1200km east of Port Hedland, 850km west of Alice Springs. Here lies Kiwirrkurra, the most remote community in Australia, and perhaps the world.
Set upon a small clay pan in the heart of the Gibson Desert, Kiwirrkurra is the home of 200-odd locals who tend to keep things quiet. But that didn’t stop them from pumping the music and setting the stage for the community’s first ever fashion parade last week.
With the whole town in attendance, 30 locals aged 10 – 25 dressed in clothes donated from across Australia, and took to a catwalk made of old solar panels in an old tin shed that had once served as the community store.
The event was developed by Thomas Worrigal, a youth development officer who works in the region. He hopes such shows will help instil a sense of pride into the young people of Kiwikurra, who rarely have the chance to interact with people outside of the community. “Coming from a small remote community myself, you grow up with a lack of self confidence in life, and we turned it around and made it fun and educational,” he told the ABC.
Outreach, and a sense of worth are critical for remote communities, particularly indigenous ones.
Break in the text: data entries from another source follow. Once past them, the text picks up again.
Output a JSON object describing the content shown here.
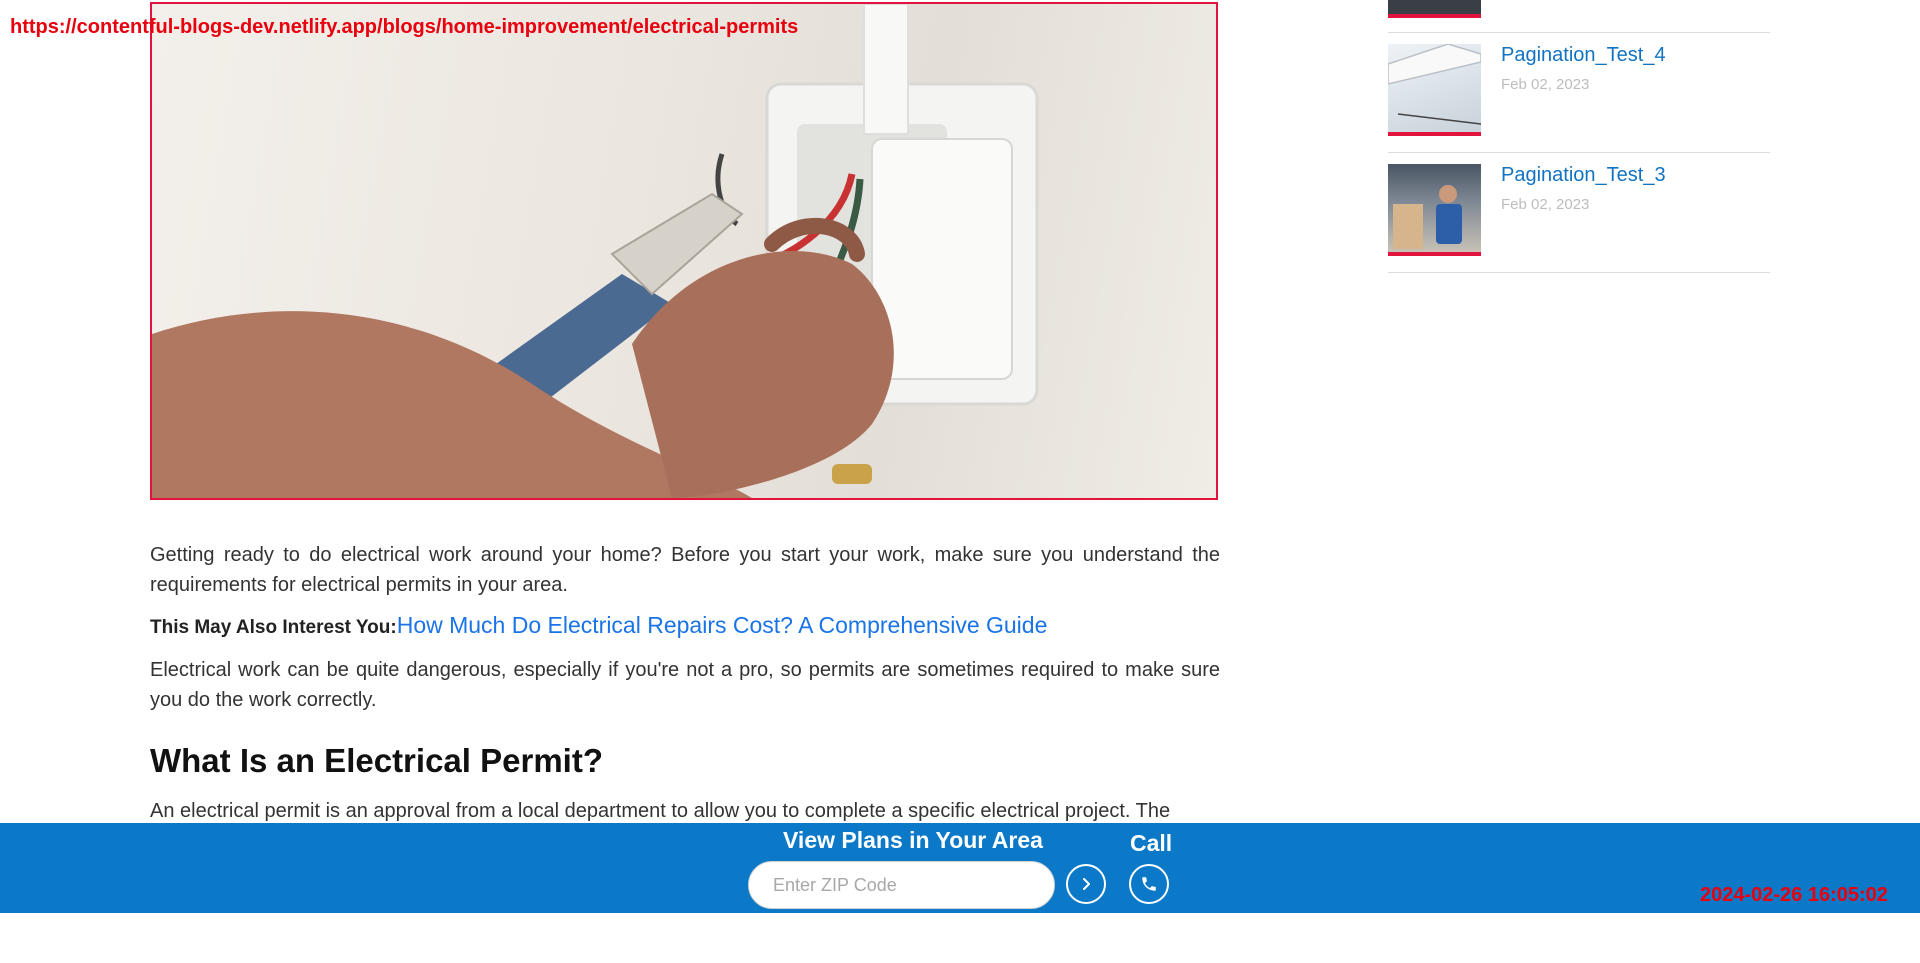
{
  "overlay": {
    "url": "https://contentful-blogs-dev.netlify.app/blogs/home-improvement/electrical-permits",
    "timestamp": "2024-02-26 16:05:02"
  },
  "article": {
    "hero_image": "electrician-wiring-outlet-photo",
    "p1": "Getting ready to do electrical work around your home? Before you start your work, make sure you understand the requirements for electrical permits in your area.",
    "interest_label": "This May Also Interest You:",
    "interest_link": "How Much Do Electrical Repairs Cost? A Comprehensive Guide",
    "p2": "Electrical work can be quite dangerous, especially if you're not a pro, so permits are sometimes required to make sure you do the work correctly.",
    "heading": "What Is an Electrical Permit?",
    "p3": "An electrical permit is an approval from a local department to allow you to complete a specific electrical project. The"
  },
  "sidebar": {
    "items": [
      {
        "title": "Pagination_Test_4",
        "date": "Feb 02, 2023"
      },
      {
        "title": "Pagination_Test_3",
        "date": "Feb 02, 2023"
      }
    ]
  },
  "bottom_bar": {
    "title": "View Plans in Your Area",
    "zip_placeholder": "Enter ZIP Code",
    "call_label": "Call",
    "colors": {
      "bar": "#0b78c8",
      "accent": "#e0143c"
    }
  }
}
Indigenous people between 15-24 are more than five times as likely to commit suicide than their non-Indigenous counterparts, due to a mental and cultural dislocation, as well as changes to their physical environment due to climate change and land clearing.
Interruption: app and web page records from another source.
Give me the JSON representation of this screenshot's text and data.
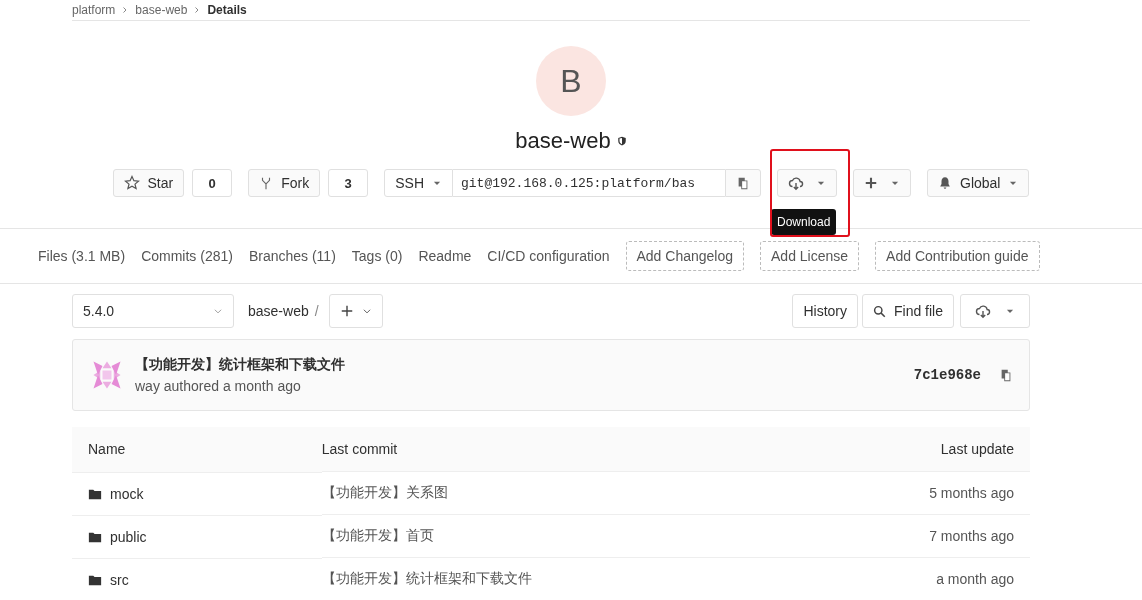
{
  "breadcrumb": [
    "platform",
    "base-web",
    "Details"
  ],
  "project": {
    "avatar_letter": "B",
    "name": "base-web"
  },
  "actions": {
    "star": {
      "label": "Star",
      "count": "0"
    },
    "fork": {
      "label": "Fork",
      "count": "3"
    },
    "clone": {
      "protocol": "SSH",
      "url": "git@192.168.0.125:platform/bas"
    },
    "notification": {
      "label": "Global"
    }
  },
  "tooltip": {
    "text": "Download"
  },
  "nav": [
    {
      "label": "Files (3.1 MB)",
      "kind": "link"
    },
    {
      "label": "Commits (281)",
      "kind": "link"
    },
    {
      "label": "Branches (11)",
      "kind": "link"
    },
    {
      "label": "Tags (0)",
      "kind": "link"
    },
    {
      "label": "Readme",
      "kind": "link"
    },
    {
      "label": "CI/CD configuration",
      "kind": "link"
    },
    {
      "label": "Add Changelog",
      "kind": "dashed"
    },
    {
      "label": "Add License",
      "kind": "dashed"
    },
    {
      "label": "Add Contribution guide",
      "kind": "dashed"
    }
  ],
  "toolbar": {
    "branch": "5.4.0",
    "path": "base-web",
    "separator": "/",
    "history": "History",
    "find_file": "Find file"
  },
  "last_commit": {
    "message": "【功能开发】统计框架和下载文件",
    "author_line": "way authored a month ago",
    "sha": "7c1e968e"
  },
  "table": {
    "columns": [
      "Name",
      "Last commit",
      "Last update"
    ],
    "rows": [
      {
        "name": "mock",
        "commit": "【功能开发】关系图",
        "updated": "5 months ago"
      },
      {
        "name": "public",
        "commit": "【功能开发】首页",
        "updated": "7 months ago"
      },
      {
        "name": "src",
        "commit": "【功能开发】统计框架和下载文件",
        "updated": "a month ago"
      }
    ]
  }
}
Kiwikurra’s isolation has provided the community with a fascinating history. The Pintupi people who inhabit the region were the last to make contact with European society, nearly 200 years after Australia was claimed as British territory. It wasn’t until 1984 that most encountered the modern world, however. That same year, they opened their home to the last of the desert wanders, the Pintupi Nine, fearing what would happen to them if they came into contact with white communities.
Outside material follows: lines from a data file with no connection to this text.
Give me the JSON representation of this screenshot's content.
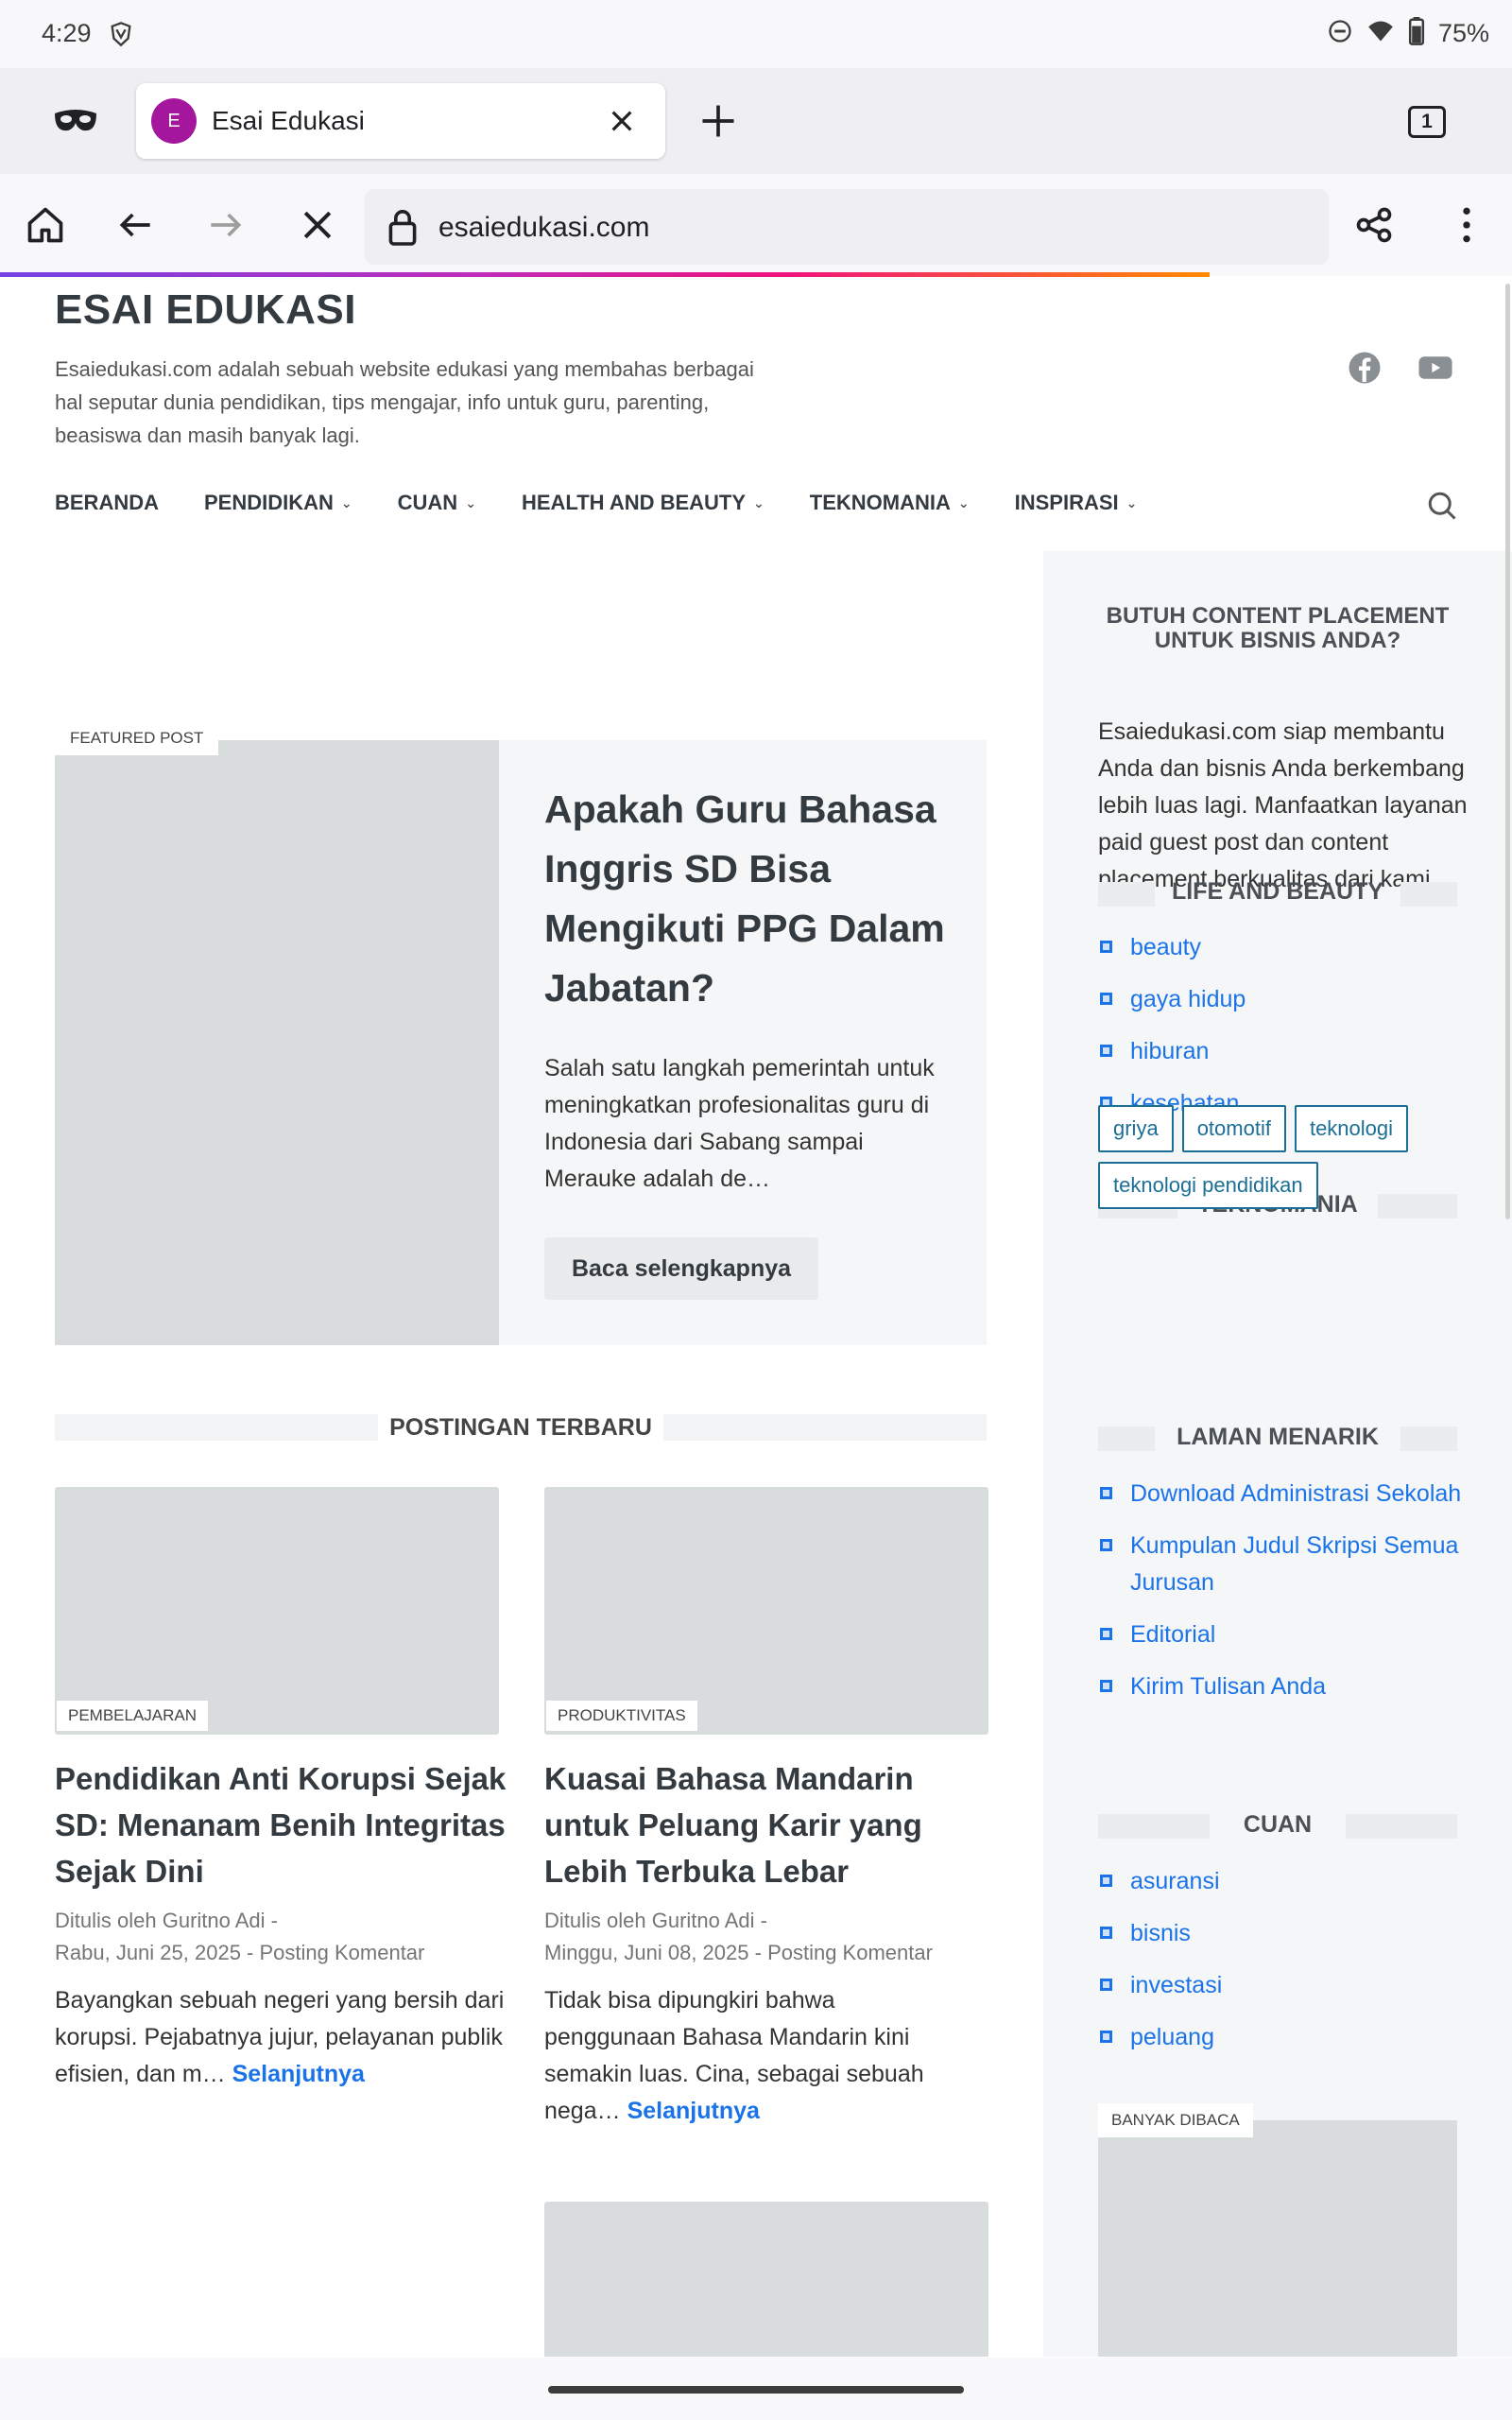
{
  "status_bar": {
    "time": "4:29",
    "battery": "75%"
  },
  "browser": {
    "tab": {
      "favicon_letter": "E",
      "title": "Esai Edukasi"
    },
    "tab_count": "1",
    "url": "esaiedukasi.com",
    "accent_color": "#7542e5"
  },
  "site": {
    "title": "ESAI EDUKASI",
    "description": "Esaiedukasi.com adalah sebuah website edukasi yang membahas berbagai hal seputar dunia pendidikan, tips mengajar, info untuk guru, parenting, beasiswa dan masih banyak lagi.",
    "nav": [
      {
        "label": "BERANDA",
        "dropdown": false
      },
      {
        "label": "PENDIDIKAN",
        "dropdown": true
      },
      {
        "label": "CUAN",
        "dropdown": true
      },
      {
        "label": "HEALTH AND BEAUTY",
        "dropdown": true
      },
      {
        "label": "TEKNOMANIA",
        "dropdown": true
      },
      {
        "label": "INSPIRASI",
        "dropdown": true
      }
    ]
  },
  "featured": {
    "label": "FEATURED POST",
    "title": "Apakah Guru Bahasa Inggris SD Bisa Mengikuti PPG Dalam Jabatan?",
    "excerpt": "Salah satu langkah pemerintah untuk meningkatkan profesionalitas guru di Indonesia dari Sabang sampai Merauke adalah de…",
    "button": "Baca selengkapnya"
  },
  "recent": {
    "heading": "POSTINGAN TERBARU",
    "posts": [
      {
        "label": "PEMBELAJARAN",
        "title": "Pendidikan Anti Korupsi Sejak SD: Menanam Benih Integritas Sejak Dini",
        "author": "Ditulis oleh Guritno Adi",
        "date": "Rabu, Juni 25, 2025",
        "comments": "Posting Komentar",
        "excerpt": "Bayangkan sebuah negeri yang bersih dari korupsi. Pejabatnya jujur, pelayanan publik efisien, dan m…",
        "more": "Selanjutnya"
      },
      {
        "label": "PRODUKTIVITAS",
        "title": "Kuasai Bahasa Mandarin untuk Peluang Karir yang Lebih Terbuka Lebar",
        "author": "Ditulis oleh Guritno Adi",
        "date": "Minggu, Juni 08, 2025",
        "comments": "Posting Komentar",
        "excerpt": "Tidak bisa dipungkiri bahwa penggunaan Bahasa Mandarin kini semakin luas. Cina, sebagai sebuah nega…",
        "more": "Selanjutnya"
      }
    ]
  },
  "sidebar": {
    "promo_heading": "BUTUH CONTENT PLACEMENT UNTUK BISNIS ANDA?",
    "promo_text": "Esaiedukasi.com siap membantu Anda dan bisnis Anda berkembang lebih luas lagi. Manfaatkan layanan paid guest post dan content placement berkualitas dari kami.",
    "life_heading": "LIFE AND BEAUTY",
    "life_items": [
      "beauty",
      "gaya hidup",
      "hiburan",
      "kesehatan"
    ],
    "tekno_heading": "TEKNOMANIA",
    "tekno_tags": [
      "griya",
      "otomotif",
      "teknologi",
      "teknologi pendidikan"
    ],
    "laman_heading": "LAMAN MENARIK",
    "laman_items": [
      "Download Administrasi Sekolah",
      "Kumpulan Judul Skripsi Semua Jurusan",
      "Editorial",
      "Kirim Tulisan Anda"
    ],
    "cuan_heading": "CUAN",
    "cuan_items": [
      "asuransi",
      "bisnis",
      "investasi",
      "peluang"
    ],
    "popular_label": "BANYAK DIBACA"
  },
  "icons": {
    "status": [
      "brave-shield-icon",
      "dnd-icon",
      "wifi-icon",
      "battery-icon"
    ],
    "browser": [
      "private-mask-icon",
      "close-tab-icon",
      "new-tab-icon",
      "home-icon",
      "back-icon",
      "forward-icon",
      "stop-icon",
      "lock-icon",
      "share-icon",
      "menu-icon"
    ],
    "site": [
      "facebook-icon",
      "youtube-icon",
      "search-icon"
    ]
  },
  "colors": {
    "link": "#1a73e8",
    "tag": "#1b6f95",
    "favicon": "#a4179c"
  }
}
Mr Worrigal hopes that the fashion show will become an annual fixture on the Kiwikurra calendar.